Three designers focused on a single project… A young teacher of horology tasked with handing down rare skills on the point of being forgotten… A handmade timepiece… The cast list of the «Le Garde Temps - Naissance d’une Montre» project.
After a long and often arduous process marked by numerous ups and downs, the fruit of an obsessional desire to research, record and transmit the techniques involved in traditional handmade watchmaking, the project «Le Garde Temps - Naissance d’une Montre» has finally reached the crucial phase of completing the first fully working, cased-up piece. We are now proud to offer for sale the first of the timepieces in question, with an anticipated delivery date of late 2016. Conceived to initiate a series of eleven pieces, this timepiece has been completed thanks to the determination of just a few resolute watchmakers who have chosen to confront the relentless passage of time. It is therefore the result of an exhilarating technical and human adventure. This new creation is a significant piece of history, and is a concentration of watchmaking heritage. Moreover, it fully corresponds to the quality criteria established by the timepieces of Greubel Forsey and of Philippe Dufour, the value of which in terms of investing in our common heritage is beyond question.
Last but not least, the final phase of this adventure will be to use the funds from the sale of this handful of timepieces to sponsor the future of the project with the ultimate aim, «transmission of watchmaking heritage».
In 2007, Robert Greubel, Stephen Forsey and Philippe Dufour, all three of whom are members of the Time Aeon Foundation, reached an alarming conclusion: due to increasing mechanisation and a massive recourse to automation in the world of watchmaking, an entire heritage of ancestral procedures and techniques was on the verge of disappearing. They therefore decided to act by combining their efforts to select a pupil and then transmit their expertise to him.
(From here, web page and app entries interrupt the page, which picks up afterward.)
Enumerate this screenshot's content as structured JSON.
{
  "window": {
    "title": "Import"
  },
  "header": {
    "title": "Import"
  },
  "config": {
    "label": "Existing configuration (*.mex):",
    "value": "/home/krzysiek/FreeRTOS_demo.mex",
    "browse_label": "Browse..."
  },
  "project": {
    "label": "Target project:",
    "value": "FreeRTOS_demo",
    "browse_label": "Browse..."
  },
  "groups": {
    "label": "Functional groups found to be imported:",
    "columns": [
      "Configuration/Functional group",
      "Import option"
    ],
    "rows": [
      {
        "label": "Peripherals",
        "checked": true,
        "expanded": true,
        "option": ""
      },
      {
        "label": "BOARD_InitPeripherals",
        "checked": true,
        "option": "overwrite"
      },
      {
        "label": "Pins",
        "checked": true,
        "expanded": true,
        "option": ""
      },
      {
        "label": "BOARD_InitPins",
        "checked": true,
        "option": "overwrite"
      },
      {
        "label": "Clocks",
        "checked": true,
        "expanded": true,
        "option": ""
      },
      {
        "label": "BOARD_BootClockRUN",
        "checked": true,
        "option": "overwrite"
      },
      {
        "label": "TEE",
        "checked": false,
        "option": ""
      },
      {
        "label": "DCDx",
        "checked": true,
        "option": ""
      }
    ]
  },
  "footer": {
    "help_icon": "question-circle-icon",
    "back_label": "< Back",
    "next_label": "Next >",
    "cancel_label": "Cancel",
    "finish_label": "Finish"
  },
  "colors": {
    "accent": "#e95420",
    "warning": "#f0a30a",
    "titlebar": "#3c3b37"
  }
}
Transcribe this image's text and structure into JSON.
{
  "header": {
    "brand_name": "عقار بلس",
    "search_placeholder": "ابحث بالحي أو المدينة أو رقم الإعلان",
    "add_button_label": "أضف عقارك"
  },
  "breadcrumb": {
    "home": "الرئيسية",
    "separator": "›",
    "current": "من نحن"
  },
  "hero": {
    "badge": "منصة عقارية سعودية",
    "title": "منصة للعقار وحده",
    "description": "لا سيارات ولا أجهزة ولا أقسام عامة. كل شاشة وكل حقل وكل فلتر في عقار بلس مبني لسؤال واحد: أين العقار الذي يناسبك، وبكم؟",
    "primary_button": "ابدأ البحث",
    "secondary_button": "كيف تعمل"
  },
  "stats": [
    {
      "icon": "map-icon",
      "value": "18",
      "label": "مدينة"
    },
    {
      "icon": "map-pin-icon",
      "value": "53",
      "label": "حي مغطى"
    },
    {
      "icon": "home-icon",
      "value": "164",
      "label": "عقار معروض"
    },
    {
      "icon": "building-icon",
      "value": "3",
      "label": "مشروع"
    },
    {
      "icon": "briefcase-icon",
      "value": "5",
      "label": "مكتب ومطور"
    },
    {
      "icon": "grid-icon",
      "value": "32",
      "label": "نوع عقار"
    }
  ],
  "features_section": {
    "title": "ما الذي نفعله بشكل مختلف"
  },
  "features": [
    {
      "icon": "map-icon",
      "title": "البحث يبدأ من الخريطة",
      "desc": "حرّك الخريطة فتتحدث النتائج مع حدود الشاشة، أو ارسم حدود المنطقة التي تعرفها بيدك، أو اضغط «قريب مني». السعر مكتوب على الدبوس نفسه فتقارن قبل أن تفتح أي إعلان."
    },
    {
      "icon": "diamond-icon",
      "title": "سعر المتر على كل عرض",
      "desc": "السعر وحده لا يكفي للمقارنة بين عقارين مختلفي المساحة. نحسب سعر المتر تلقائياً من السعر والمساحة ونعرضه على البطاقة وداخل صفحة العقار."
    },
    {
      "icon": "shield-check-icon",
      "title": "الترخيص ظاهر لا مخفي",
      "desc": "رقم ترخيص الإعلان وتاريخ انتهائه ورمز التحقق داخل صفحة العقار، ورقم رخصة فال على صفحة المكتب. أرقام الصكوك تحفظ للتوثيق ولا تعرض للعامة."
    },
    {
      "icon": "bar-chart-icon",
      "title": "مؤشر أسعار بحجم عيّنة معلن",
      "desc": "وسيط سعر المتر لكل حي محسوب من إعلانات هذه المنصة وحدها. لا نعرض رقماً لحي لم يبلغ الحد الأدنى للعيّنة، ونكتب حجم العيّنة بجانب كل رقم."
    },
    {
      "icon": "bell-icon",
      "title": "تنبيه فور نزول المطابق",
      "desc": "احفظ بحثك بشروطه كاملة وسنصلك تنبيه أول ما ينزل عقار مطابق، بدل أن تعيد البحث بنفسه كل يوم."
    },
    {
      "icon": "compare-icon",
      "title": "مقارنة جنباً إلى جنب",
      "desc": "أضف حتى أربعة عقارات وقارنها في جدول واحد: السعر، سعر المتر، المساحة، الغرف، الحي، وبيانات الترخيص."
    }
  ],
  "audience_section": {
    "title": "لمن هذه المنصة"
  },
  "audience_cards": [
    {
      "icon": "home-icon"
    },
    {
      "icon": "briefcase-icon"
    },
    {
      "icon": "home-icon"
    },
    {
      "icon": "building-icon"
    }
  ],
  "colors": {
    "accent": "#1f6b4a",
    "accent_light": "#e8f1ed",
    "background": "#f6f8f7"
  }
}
This chosen pupil should put the techniques learned into practice by creating a timepiece by hand using traditional tools, such as the uprighting tool, the hand-mandrel lathe and the topping tool. In turn, the pupil shall transmit these skills to future generations thus safeguarding from oblivion a certain form of watchmaking excellence.
They chose Michel Boulanger, a French watchmaking teacher at the Diderot vocational training college in Paris. The «Le Garde Temps - Naissance d’une Montre» project that started in 2009, was officially launched at the prestigious Salon international de la haute horlogerie (SIHH) held in January 2012 in Geneva. Every month Michel, the teacher-turned-pupil, travelled to La Chaux-de-Fonds to build up a store of knowledge from Robert Greubel, Stephen Forsey, Philippe Dufour and from various other specialists practising at the Greubel Forsey Atelier. Thanks to the regular round-trips between Switzerland and his workshop in the Beauce region to the south-west of Paris, and working within the framework of a six-year project, Boulanger embarked upon the creation of an exceptional timepiece. This was to be a circular wristwatch, of extremely pure design, driven by a manually wound movement with three-hands time display and equipped with a tourbillon mechanism following in the great tradition of 19th century watchmakers, particularly Jacques-Frédéric Houriet and Abraham-Louis Breguet. So as to showcase the tourbillon mechanism, the structure of this timepiece features an off-centre dial displaying the hours and minutes. The different finishes applied to each component are of vital importance, even if they are not ultimately visible, in that they epitomise the concept of outstanding handmade craftsmanship that is at the heart of the «Le Garde Temps - Naissance d’une Montre» project.
June 04, 2015